If death is natural, why do we mourn it so? Why can we not accept death as a ‘normal’ part of life? This view robs the gospel of its power and Jesus’ sacrifice of its significance. Following the thought to its natural conclusion has led many people to abandon the Christian faith altogether.
The effect on the church
Practically every Christian leader and theologian who lays out his reasons for believing in long ages rather than the biblical timescale has to admit that Genesis—when read at face value, in the Hebrew as well as the English translations—teaches a straightforward creation in six normal-length days.
The widespread teaching of evolution has dire consequences for our youth, who are leaving the church in droves. Christians who ‘hang in there’ but accept a billions-of-years timescale will have a much harder time defending their faith, and thus, this affects church growth. One of the major stumbling blocks to faith is the question: “Why does a good God allow all the death and suffering in the world?” Such believers cannot adequately explain the origin of death and suffering as a reaction to human sin.
Conversely, believers who have a biblical view of the world’s history have a logical platform for introducing God to people with no scriptural background. Incidentally, this was precisely the approach that Paul used when preaching to similar Gentile audiences (Acts 14:15–17; 17:23–31). In Lystra, he used creation as a key identifying factor that set God apart from mere men like himself and Barnabas. And in Athens he took the philosophers and stoics of the day ‘back to Genesis’ to lay a foundation to introduce them to the true God in the hope that they would repent from their useless idolatry.
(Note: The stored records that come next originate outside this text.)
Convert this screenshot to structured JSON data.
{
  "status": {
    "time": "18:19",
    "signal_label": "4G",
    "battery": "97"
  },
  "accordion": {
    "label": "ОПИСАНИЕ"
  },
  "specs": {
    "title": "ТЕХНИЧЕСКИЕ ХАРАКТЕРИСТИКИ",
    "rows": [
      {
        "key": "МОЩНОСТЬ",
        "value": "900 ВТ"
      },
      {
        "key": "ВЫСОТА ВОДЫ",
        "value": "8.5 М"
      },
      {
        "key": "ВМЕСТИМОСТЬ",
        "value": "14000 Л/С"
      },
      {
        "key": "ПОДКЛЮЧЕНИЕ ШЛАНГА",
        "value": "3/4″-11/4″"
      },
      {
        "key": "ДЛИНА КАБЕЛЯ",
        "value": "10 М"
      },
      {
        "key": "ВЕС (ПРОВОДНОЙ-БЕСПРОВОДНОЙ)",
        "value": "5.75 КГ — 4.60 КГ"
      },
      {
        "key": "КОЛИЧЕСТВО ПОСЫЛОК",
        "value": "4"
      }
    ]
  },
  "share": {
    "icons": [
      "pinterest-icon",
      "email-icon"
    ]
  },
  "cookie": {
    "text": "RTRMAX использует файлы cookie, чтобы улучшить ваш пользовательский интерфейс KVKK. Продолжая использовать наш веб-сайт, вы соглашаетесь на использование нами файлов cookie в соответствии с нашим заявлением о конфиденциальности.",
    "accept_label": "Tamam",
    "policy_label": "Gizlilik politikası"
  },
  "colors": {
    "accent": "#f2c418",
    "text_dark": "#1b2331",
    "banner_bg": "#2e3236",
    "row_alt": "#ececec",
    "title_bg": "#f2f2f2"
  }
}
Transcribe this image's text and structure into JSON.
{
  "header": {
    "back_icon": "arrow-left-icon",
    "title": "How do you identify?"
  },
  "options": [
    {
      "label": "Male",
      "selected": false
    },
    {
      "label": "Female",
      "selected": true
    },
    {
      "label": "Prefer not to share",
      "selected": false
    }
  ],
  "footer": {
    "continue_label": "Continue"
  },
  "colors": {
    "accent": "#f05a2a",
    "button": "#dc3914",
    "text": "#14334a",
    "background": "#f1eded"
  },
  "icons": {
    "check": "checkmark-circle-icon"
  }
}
If belief in the Bible as plainly written strengthens one’s ability to explain the gospel, and compromise can have such damaging effects, why would anyone compromise? Practically every Christian leader and theologian who lays out his reasons for believing in long ages rather than the biblical timescale has to admit that Genesis—when read at face value, in the Hebrew as well as the English translations—teaches a straightforward creation in six normal-length days. And that this is powerfully backed up by Exodus 20:11, part of the Ten Commandments, which shows the Genesis days were understood as normal-length days, with no room for millions of years or gaps in the text to insert them. But they unfortunately accept that science has somehow ‘proved’ millions of years, which is actually not the case.
While it is possible to be a Christian and believe in an old earth, it would indicate that one has either not thought through the consequences, or that the Bible is not the ultimate authority for one’s faith. If Genesis is not real literal history, how can one know where the truth actually does begin in Scripture? Today’s ‘science’ also ‘proves’ that men don’t rise from the dead. So if we allow that same science to tell us that Jesus has not risen from the dead (which would be consistent in the compromiser’s worldview) then our “preaching is in vain and your faith is in vain,” as the Apostle Paul wrote (1 Corinthians 15:14). Placing our trust in man-made philosophies is reminiscent of the man that Jesus described in Matthew 7:26 when He said: “But everyone who hears these words of mine and does not put them into practice is like a foolish man who built his house on sand.” Conversely, in verses 24–25 He stated: “everyone who hears these words of mine and puts them into practice is like a wise man who built his house on the rock. The rain came down, the streams rose, and the winds blew and beat against that house; yet it did not fall, because it had its foundation on the rock.”
And because Jesus clearly believed in a literal historical Genesis, so should we.